[Task brief]:
A word-for-word restatement of the listing is the only acceptable answer.

[Information supplied]:

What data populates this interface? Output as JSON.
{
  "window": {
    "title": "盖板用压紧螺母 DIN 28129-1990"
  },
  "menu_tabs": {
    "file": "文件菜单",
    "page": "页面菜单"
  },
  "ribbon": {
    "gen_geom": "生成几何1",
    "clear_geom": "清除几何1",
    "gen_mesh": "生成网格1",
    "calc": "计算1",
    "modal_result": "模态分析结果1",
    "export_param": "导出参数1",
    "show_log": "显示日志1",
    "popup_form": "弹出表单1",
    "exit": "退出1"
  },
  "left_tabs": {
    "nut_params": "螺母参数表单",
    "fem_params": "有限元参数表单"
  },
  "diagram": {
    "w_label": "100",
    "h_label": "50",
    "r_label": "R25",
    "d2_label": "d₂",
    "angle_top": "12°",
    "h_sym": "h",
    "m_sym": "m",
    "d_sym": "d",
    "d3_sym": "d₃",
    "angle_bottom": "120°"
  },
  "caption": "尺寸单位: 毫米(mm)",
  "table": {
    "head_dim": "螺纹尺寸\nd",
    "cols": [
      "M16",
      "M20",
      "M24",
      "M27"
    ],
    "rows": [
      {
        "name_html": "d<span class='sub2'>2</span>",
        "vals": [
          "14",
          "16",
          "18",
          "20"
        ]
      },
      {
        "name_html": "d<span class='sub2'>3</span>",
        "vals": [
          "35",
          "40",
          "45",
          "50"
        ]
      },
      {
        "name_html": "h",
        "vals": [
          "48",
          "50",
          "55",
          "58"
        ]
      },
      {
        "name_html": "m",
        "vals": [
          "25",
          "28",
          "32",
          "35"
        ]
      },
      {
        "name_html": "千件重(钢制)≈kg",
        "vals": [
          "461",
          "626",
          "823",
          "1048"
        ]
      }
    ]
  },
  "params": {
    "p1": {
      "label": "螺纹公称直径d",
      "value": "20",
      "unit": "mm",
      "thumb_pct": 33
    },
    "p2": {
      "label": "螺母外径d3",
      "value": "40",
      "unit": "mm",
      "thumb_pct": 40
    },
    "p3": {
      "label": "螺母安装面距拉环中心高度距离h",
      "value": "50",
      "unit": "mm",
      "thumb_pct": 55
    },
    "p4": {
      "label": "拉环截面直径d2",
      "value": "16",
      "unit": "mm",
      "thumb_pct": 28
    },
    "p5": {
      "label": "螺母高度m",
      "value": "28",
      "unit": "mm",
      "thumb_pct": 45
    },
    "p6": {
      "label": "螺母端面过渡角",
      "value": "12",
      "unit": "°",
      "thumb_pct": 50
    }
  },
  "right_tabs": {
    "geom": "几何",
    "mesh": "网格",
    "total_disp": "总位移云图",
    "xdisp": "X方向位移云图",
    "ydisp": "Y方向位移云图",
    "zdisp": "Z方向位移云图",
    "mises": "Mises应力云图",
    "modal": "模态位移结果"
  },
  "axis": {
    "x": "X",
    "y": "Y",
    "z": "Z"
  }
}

[Solved problem]:
What data populates this interface? Output as JSON.
{
  "window": {
    "title": "盖板用压紧螺母 DIN 28129-1990"
  },
  "menu_tabs": {
    "file": "文件菜单",
    "page": "页面菜单"
  },
  "ribbon": {
    "gen_geom": "生成几何1",
    "clear_geom": "清除几何1",
    "gen_mesh": "生成网格1",
    "calc": "计算1",
    "modal_result": "模态分析结果1",
    "export_param": "导出参数1",
    "show_log": "显示日志1",
    "popup_form": "弹出表单1",
    "exit": "退出1"
  },
  "left_tabs": {
    "nut_params": "螺母参数表单",
    "fem_params": "有限元参数表单"
  },
  "diagram": {
    "w_label": "100",
    "h_label": "50",
    "r_label": "R25",
    "d2_label": "d₂",
    "angle_top": "12°",
    "h_sym": "h",
    "m_sym": "m",
    "d_sym": "d",
    "d3_sym": "d₃",
    "angle_bottom": "120°"
  },
  "caption": "尺寸单位: 毫米(mm)",
  "table": {
    "head_dim": "螺纹尺寸\nd",
    "cols": [
      "M16",
      "M20",
      "M24",
      "M27"
    ],
    "rows": [
      {
        "name_html": "d<span class='sub2'>2</span>",
        "vals": [
          "14",
          "16",
          "18",
          "20"
        ]
      },
      {
        "name_html": "d<span class='sub2'>3</span>",
        "vals": [
          "35",
          "40",
          "45",
          "50"
        ]
      },
      {
        "name_html": "h",
        "vals": [
          "48",
          "50",
          "55",
          "58"
        ]
      },
      {
        "name_html": "m",
        "vals": [
          "25",
          "28",
          "32",
          "35"
        ]
      },
      {
        "name_html": "千件重(钢制)≈kg",
        "vals": [
          "461",
          "626",
          "823",
          "1048"
        ]
      }
    ]
  },
  "params": {
    "p1": {
      "label": "螺纹公称直径d",
      "value": "20",
      "unit": "mm",
      "thumb_pct": 33
    },
    "p2": {
      "label": "螺母外径d3",
      "value": "40",
      "unit": "mm",
      "thumb_pct": 40
    },
    "p3": {
      "label": "螺母安装面距拉环中心高度距离h",
      "value": "50",
      "unit": "mm",
      "thumb_pct": 55
    },
    "p4": {
      "label": "拉环截面直径d2",
      "value": "16",
      "unit": "mm",
      "thumb_pct": 28
    },
    "p5": {
      "label": "螺母高度m",
      "value": "28",
      "unit": "mm",
      "thumb_pct": 45
    },
    "p6": {
      "label": "螺母端面过渡角",
      "value": "12",
      "unit": "°",
      "thumb_pct": 50
    }
  },
  "right_tabs": {
    "geom": "几何",
    "mesh": "网格",
    "total_disp": "总位移云图",
    "xdisp": "X方向位移云图",
    "ydisp": "Y方向位移云图",
    "zdisp": "Z方向位移云图",
    "mises": "Mises应力云图",
    "modal": "模态位移结果"
  },
  "axis": {
    "x": "X",
    "y": "Y",
    "z": "Z"
  }
}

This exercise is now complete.